### [TASK TO COMPLETE]
Restate the listing below word for word; no picture is to be carried over.
-- Opening Marker --
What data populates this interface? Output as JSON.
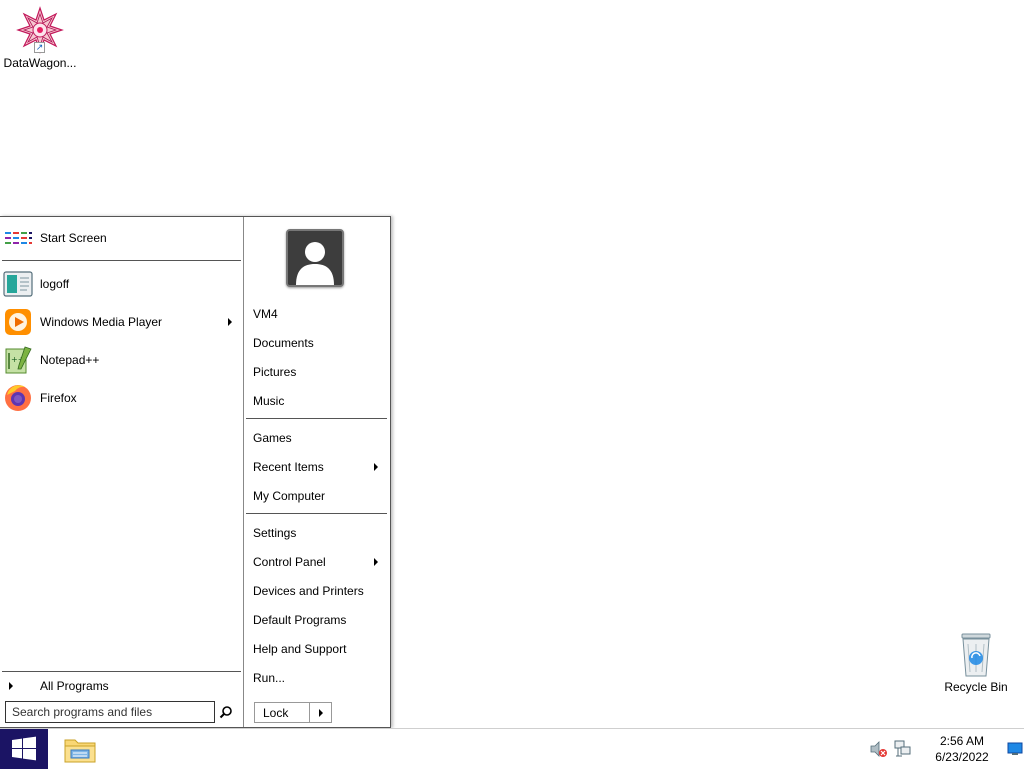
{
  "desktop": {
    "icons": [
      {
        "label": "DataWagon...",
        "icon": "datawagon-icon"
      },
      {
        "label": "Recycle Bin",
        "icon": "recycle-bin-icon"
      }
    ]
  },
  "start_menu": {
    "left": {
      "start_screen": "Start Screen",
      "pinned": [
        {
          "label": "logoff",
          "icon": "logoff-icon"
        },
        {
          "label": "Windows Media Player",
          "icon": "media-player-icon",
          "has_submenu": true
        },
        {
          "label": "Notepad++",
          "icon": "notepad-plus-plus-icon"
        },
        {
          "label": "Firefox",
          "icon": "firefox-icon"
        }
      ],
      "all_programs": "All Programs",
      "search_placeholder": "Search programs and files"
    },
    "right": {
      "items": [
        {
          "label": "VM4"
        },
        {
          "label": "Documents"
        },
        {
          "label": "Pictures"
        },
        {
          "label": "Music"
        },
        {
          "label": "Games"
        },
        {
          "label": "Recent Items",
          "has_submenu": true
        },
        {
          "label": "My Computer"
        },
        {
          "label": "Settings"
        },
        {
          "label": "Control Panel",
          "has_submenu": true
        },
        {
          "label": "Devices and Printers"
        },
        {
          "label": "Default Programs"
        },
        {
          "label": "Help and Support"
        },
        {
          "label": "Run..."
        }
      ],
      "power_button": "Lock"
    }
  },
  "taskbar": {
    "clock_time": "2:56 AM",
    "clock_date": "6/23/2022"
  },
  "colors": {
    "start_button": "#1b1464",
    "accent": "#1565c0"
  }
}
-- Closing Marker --
### [RESPONSE TO THIS EXERCISE]
What data populates this interface? Output as JSON.
{
  "desktop": {
    "icons": [
      {
        "label": "DataWagon...",
        "icon": "datawagon-icon"
      },
      {
        "label": "Recycle Bin",
        "icon": "recycle-bin-icon"
      }
    ]
  },
  "start_menu": {
    "left": {
      "start_screen": "Start Screen",
      "pinned": [
        {
          "label": "logoff",
          "icon": "logoff-icon"
        },
        {
          "label": "Windows Media Player",
          "icon": "media-player-icon",
          "has_submenu": true
        },
        {
          "label": "Notepad++",
          "icon": "notepad-plus-plus-icon"
        },
        {
          "label": "Firefox",
          "icon": "firefox-icon"
        }
      ],
      "all_programs": "All Programs",
      "search_placeholder": "Search programs and files"
    },
    "right": {
      "items": [
        {
          "label": "VM4"
        },
        {
          "label": "Documents"
        },
        {
          "label": "Pictures"
        },
        {
          "label": "Music"
        },
        {
          "label": "Games"
        },
        {
          "label": "Recent Items",
          "has_submenu": true
        },
        {
          "label": "My Computer"
        },
        {
          "label": "Settings"
        },
        {
          "label": "Control Panel",
          "has_submenu": true
        },
        {
          "label": "Devices and Printers"
        },
        {
          "label": "Default Programs"
        },
        {
          "label": "Help and Support"
        },
        {
          "label": "Run..."
        }
      ],
      "power_button": "Lock"
    }
  },
  "taskbar": {
    "clock_time": "2:56 AM",
    "clock_date": "6/23/2022"
  },
  "colors": {
    "start_button": "#1b1464",
    "accent": "#1565c0"
  }
}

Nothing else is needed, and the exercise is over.